To those who have spent their lives driving compact cars and sedans, driving a moving truck looks about as easy as flying the Space Shuttle. If you’ve got enough stuff to move, however, finding a moving truck and hitting the road will definitely be on your apartment moving checklist. But don’t worry! Check out our beginner’s guide to driving a moving truck and you’ll get from Apartment A to Apartment B with far less stress.
Choose the Right Truck Size
If you’ve never driven a moving truck-sized vehicle before, you’ll want to keep your truck square-footage to a minimum. (Plus the smaller the truck, the lower the rental price.) If you’re moving locally and can make multiple moving trips, do so. You’ll save some cash and save yourself the stress of driving an enormous truck rather than a more manageable one. To figure out what kind of truck you need, start by making a home moving inventory and calculating how much space you’ll need for your belongings.
Know Your Route

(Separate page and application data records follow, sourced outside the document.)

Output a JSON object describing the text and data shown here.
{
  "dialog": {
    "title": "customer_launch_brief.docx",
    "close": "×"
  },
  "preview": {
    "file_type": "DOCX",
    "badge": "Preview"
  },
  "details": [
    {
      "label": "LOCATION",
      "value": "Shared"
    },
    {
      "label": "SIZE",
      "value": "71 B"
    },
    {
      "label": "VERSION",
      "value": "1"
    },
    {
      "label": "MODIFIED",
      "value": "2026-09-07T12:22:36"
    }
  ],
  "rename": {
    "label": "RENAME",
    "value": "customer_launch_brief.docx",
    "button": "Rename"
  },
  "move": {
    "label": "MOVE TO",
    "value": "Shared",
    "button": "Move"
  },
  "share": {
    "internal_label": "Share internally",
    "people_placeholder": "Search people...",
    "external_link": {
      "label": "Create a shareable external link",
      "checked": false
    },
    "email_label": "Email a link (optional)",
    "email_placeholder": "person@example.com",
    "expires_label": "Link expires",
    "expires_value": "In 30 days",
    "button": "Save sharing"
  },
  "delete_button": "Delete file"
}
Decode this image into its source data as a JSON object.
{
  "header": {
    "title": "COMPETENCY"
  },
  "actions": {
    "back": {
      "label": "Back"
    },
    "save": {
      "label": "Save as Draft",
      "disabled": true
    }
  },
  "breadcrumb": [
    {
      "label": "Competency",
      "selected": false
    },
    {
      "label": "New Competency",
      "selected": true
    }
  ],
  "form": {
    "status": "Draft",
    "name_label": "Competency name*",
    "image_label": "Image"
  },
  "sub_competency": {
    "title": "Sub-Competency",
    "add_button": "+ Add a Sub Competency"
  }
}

Staring at a map and driving 14-foot moving truck are two things that should never mix. Familiarize yourself with your route before you leave so you can keep your eyes on the road. If you are directionally-challenged, invest in a GPS, drive with a friend, or use a smartphone app that voices turn-by-turn directions. Even if you’re just driving across town, it will pay to keep your attention on the truck’s handling rather than craning your neck to see street names.
Tips for Driving a Moving Truck
Ready to go? Before you start the engine, review these tips so you have a smoother drive.
- Check out your mirrors. Mirror placement on a large truck is different from that of a regular-sized car, so figure out where your blind spots are before you start.
- Locate all the controls first. Figure out where the controls are located for the truck’s turn signals, headlights, high beams, windshield wipers, hazard lights, and emergency brake.
- Drive the truck around the block first. Get a good idea of how it handles before you embark on your journey.
- Leave lots of extra room when you brake. Allow a minimum of a 3-second gap between your truck and the car in front of you.
- Know the clearance height of your truck. You’ll probably be fine under major highway bridges, but watch out for low-hanging branches, and overhangs in places like gas stations.
- Err on the side of caution. If you don’t feel entirely comfortable passing other cars or changing lanes at certain times, don’t do it!
Tips for Backing Up and Parking a Moving Truck
You have arrived at your new apartment at last! But now it’s time to park the truck, and that can be just as hazardous as the drive you’ve just completed if you’re not careful. While some apartments have spacious parking lots that making pulling up to the curb a breeze, just as many have cramped driveways or no parking lots at all. To account for any pre-parking panic, use these tips.
- Plan your escape. Before you even pull into your parking area, figure out how you’re going to exit when it’s time to go.
- Get some help. If you’re not confident in your ability to back up the truck, enlist the help of someone else as a spotter. If you’re alone, get out of the truck and scope out the area yourself.
- Always use the parking brake.
- Take it slow. Back up as slowly as you need to. Check your blind spots repeatedly. It’s better safe than sorry when driving a behemoth like a moving truck.